◆ **DATA PROVIDED**
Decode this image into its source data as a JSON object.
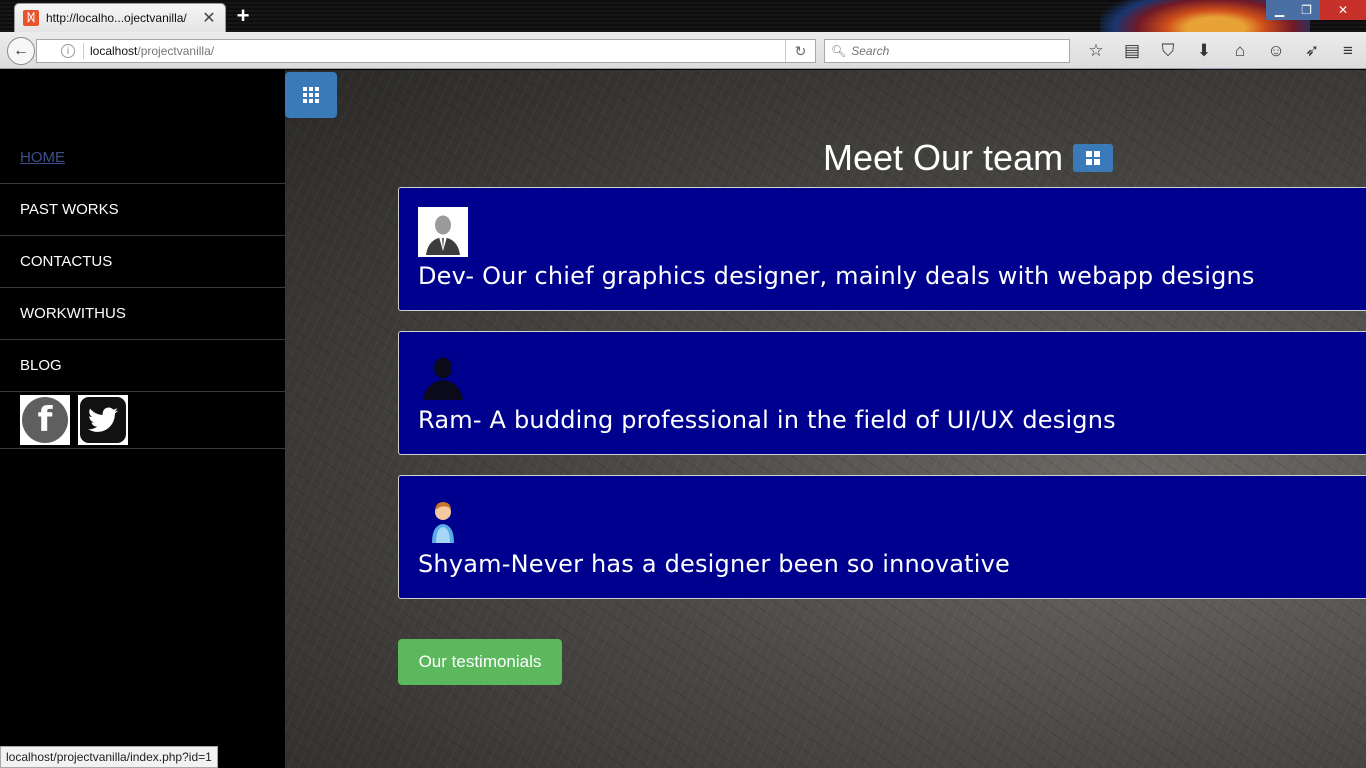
{
  "browser": {
    "tab_title": "http://localho...ojectvanilla/",
    "url_host": "localhost",
    "url_path": "/projectvanilla/",
    "search_placeholder": "Search",
    "status_url": "localhost/projectvanilla/index.php?id=1"
  },
  "sidebar": {
    "items": [
      {
        "label": "HOME",
        "active": true
      },
      {
        "label": "PAST WORKS"
      },
      {
        "label": "CONTACTUS"
      },
      {
        "label": "WORKWITHUS"
      },
      {
        "label": "BLOG"
      }
    ],
    "social": [
      {
        "name": "facebook-icon",
        "glyph": "f"
      },
      {
        "name": "twitter-icon"
      }
    ]
  },
  "main": {
    "title": "Meet Our team",
    "team": [
      {
        "desc": "Dev- Our chief graphics designer, mainly deals with webapp designs",
        "avatar": "businessman-avatar-icon"
      },
      {
        "desc": "Ram- A budding professional in the field of UI/UX designs",
        "avatar": "silhouette-avatar-icon"
      },
      {
        "desc": "Shyam-Never has a designer been so innovative",
        "avatar": "cartoon-avatar-icon"
      }
    ],
    "testimonials_label": "Our testimonials"
  },
  "colors": {
    "card_bg": "#00008e",
    "accent_blue": "#3a7ab8",
    "success_green": "#5cb85c",
    "sidebar_bg": "#000000"
  }
}
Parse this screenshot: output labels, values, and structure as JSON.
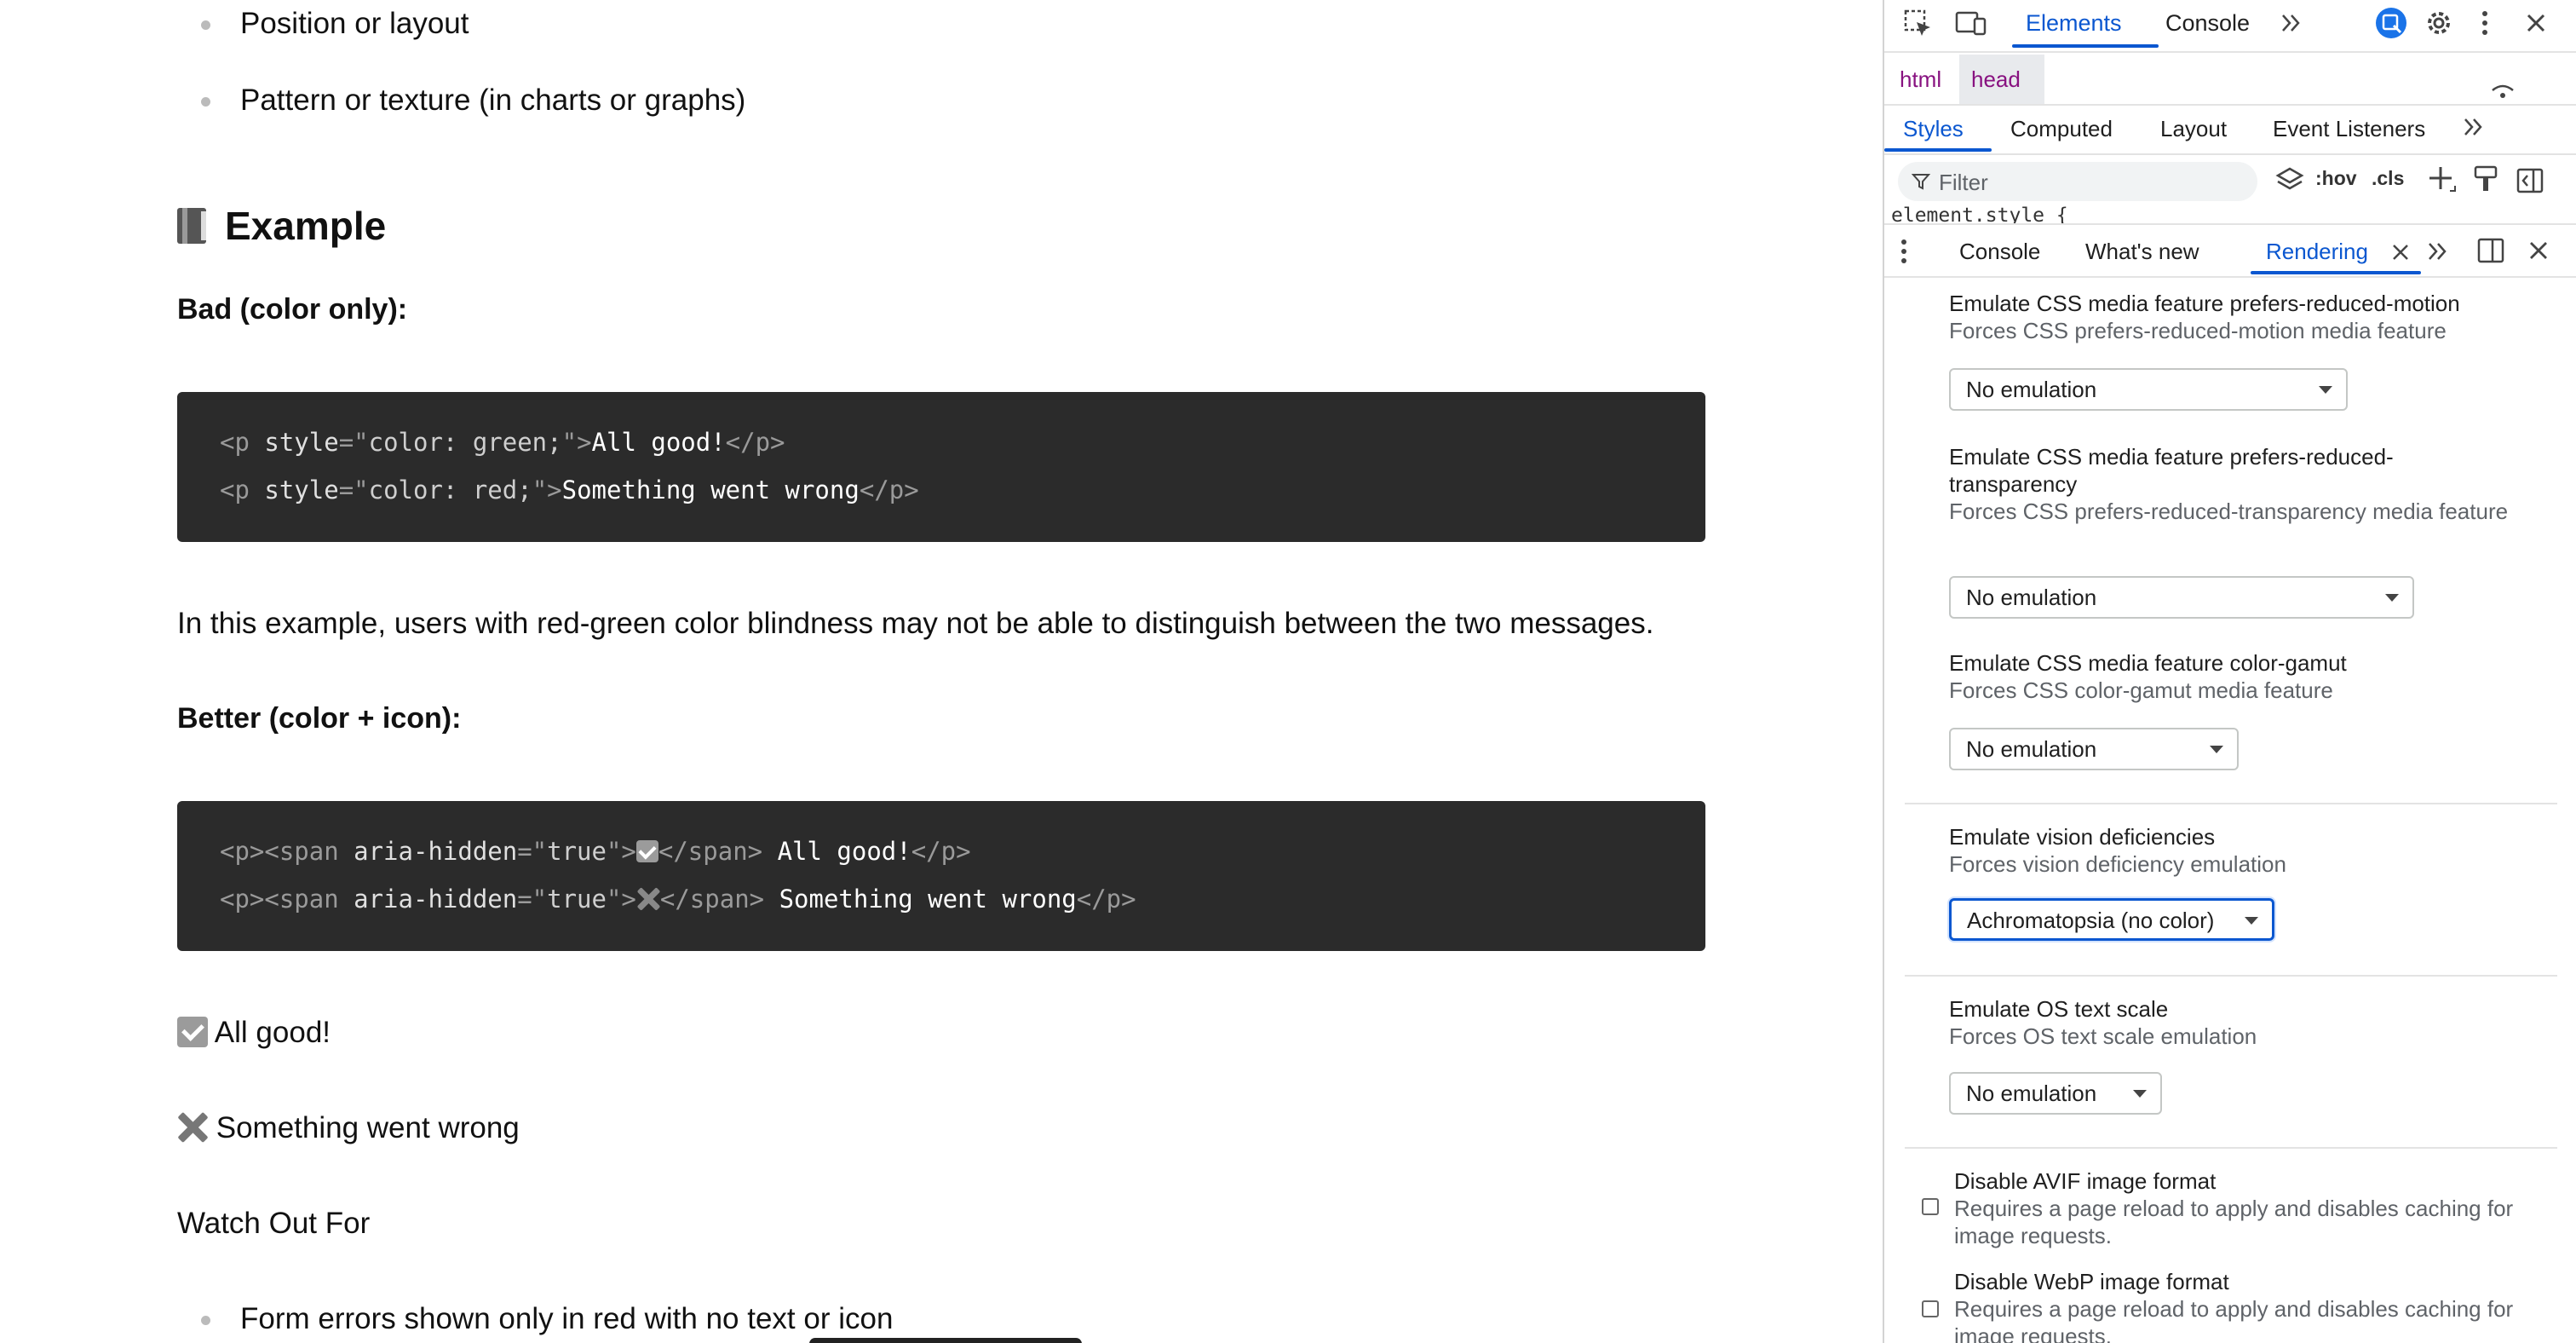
{
  "page": {
    "bullets_top": [
      "Position or layout",
      "Pattern or texture (in charts or graphs)"
    ],
    "example_heading": "Example",
    "bad_label": "Bad (color only):",
    "bad_code": [
      {
        "open": "<p ",
        "attr": "style",
        "eq": "=\"",
        "val": "color: green;",
        "close": "\">",
        "text": "All good!",
        "end": "</p>"
      },
      {
        "open": "<p ",
        "attr": "style",
        "eq": "=\"",
        "val": "color: red;",
        "close": "\">",
        "text": "Something went wrong",
        "end": "</p>"
      }
    ],
    "explanation": "In this example, users with red-green color blindness may not be able to distinguish between the two messages.",
    "better_label": "Better (color + icon):",
    "better_code": [
      {
        "open": "<p><span ",
        "attr": "aria-hidden",
        "eq": "=\"",
        "val": "true",
        "close": "\">",
        "end_span": "</span>",
        "text": " All good!",
        "end": "</p>"
      },
      {
        "open": "<p><span ",
        "attr": "aria-hidden",
        "eq": "=\"",
        "val": "true",
        "close": "\">",
        "end_span": "</span>",
        "text": " Something went wrong",
        "end": "</p>"
      }
    ],
    "demo_good": "All good!",
    "demo_bad": "Something went wrong",
    "watch_heading": "Watch Out For",
    "bullets_bottom": [
      "Form errors shown only in red with no text or icon"
    ]
  },
  "devtools": {
    "top_tabs": {
      "elements": "Elements",
      "console": "Console"
    },
    "breadcrumb": {
      "html": "html",
      "head": "head"
    },
    "sub_tabs": {
      "styles": "Styles",
      "computed": "Computed",
      "layout": "Layout",
      "event_listeners": "Event Listeners"
    },
    "filter_placeholder": "Filter",
    "hov": ":hov",
    "cls": ".cls",
    "element_style": "element.style {",
    "drawer_tabs": {
      "console": "Console",
      "whats_new": "What's new",
      "rendering": "Rendering"
    },
    "rendering": {
      "reduced_motion": {
        "title": "Emulate CSS media feature prefers-reduced-motion",
        "desc": "Forces CSS prefers-reduced-motion media feature",
        "value": "No emulation"
      },
      "reduced_transparency": {
        "title": "Emulate CSS media feature prefers-reduced-transparency",
        "desc": "Forces CSS prefers-reduced-transparency media feature",
        "value": "No emulation"
      },
      "color_gamut": {
        "title": "Emulate CSS media feature color-gamut",
        "desc": "Forces CSS color-gamut media feature",
        "value": "No emulation"
      },
      "vision": {
        "title": "Emulate vision deficiencies",
        "desc": "Forces vision deficiency emulation",
        "value": "Achromatopsia (no color)"
      },
      "text_scale": {
        "title": "Emulate OS text scale",
        "desc": "Forces OS text scale emulation",
        "value": "No emulation"
      },
      "avif": {
        "title": "Disable AVIF image format",
        "desc": "Requires a page reload to apply and disables caching for image requests."
      },
      "webp": {
        "title": "Disable WebP image format",
        "desc": "Requires a page reload to apply and disables caching for image requests."
      }
    }
  },
  "colors": {
    "accent": "#0b57d0",
    "code_bg": "#2b2b2b"
  }
}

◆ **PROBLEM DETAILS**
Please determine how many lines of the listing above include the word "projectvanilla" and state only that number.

◆ **SOLUTION BELOW**
2